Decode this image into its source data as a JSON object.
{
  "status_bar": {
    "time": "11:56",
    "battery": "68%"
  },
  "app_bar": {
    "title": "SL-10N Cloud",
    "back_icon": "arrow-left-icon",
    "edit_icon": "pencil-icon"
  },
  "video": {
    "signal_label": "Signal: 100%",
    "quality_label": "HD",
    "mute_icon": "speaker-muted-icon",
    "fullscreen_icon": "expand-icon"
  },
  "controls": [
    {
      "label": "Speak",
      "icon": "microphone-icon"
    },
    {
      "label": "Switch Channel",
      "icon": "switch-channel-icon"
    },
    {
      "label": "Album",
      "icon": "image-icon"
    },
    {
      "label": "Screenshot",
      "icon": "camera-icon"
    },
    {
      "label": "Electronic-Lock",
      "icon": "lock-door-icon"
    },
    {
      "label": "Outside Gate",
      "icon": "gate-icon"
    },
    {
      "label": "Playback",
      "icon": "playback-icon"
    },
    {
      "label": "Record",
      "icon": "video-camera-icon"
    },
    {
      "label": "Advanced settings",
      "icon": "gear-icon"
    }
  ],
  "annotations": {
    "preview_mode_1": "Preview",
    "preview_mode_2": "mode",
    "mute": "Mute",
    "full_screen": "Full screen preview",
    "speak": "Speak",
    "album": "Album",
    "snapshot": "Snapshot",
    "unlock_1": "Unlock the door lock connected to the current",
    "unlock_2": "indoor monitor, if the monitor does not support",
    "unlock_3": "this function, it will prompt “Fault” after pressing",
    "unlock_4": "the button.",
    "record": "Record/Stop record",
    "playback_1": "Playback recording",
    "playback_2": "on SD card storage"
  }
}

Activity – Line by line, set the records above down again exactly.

Reply to the exercise –
Decode this image into its source data as a JSON object.
{
  "status_bar": {
    "time": "11:56",
    "battery": "68%"
  },
  "app_bar": {
    "title": "SL-10N Cloud",
    "back_icon": "arrow-left-icon",
    "edit_icon": "pencil-icon"
  },
  "video": {
    "signal_label": "Signal: 100%",
    "quality_label": "HD",
    "mute_icon": "speaker-muted-icon",
    "fullscreen_icon": "expand-icon"
  },
  "controls": [
    {
      "label": "Speak",
      "icon": "microphone-icon"
    },
    {
      "label": "Switch Channel",
      "icon": "switch-channel-icon"
    },
    {
      "label": "Album",
      "icon": "image-icon"
    },
    {
      "label": "Screenshot",
      "icon": "camera-icon"
    },
    {
      "label": "Electronic-Lock",
      "icon": "lock-door-icon"
    },
    {
      "label": "Outside Gate",
      "icon": "gate-icon"
    },
    {
      "label": "Playback",
      "icon": "playback-icon"
    },
    {
      "label": "Record",
      "icon": "video-camera-icon"
    },
    {
      "label": "Advanced settings",
      "icon": "gear-icon"
    }
  ],
  "annotations": {
    "preview_mode_1": "Preview",
    "preview_mode_2": "mode",
    "mute": "Mute",
    "full_screen": "Full screen preview",
    "speak": "Speak",
    "album": "Album",
    "snapshot": "Snapshot",
    "unlock_1": "Unlock the door lock connected to the current",
    "unlock_2": "indoor monitor, if the monitor does not support",
    "unlock_3": "this function, it will prompt “Fault” after pressing",
    "unlock_4": "the button.",
    "record": "Record/Stop record",
    "playback_1": "Playback recording",
    "playback_2": "on SD card storage"
  }
}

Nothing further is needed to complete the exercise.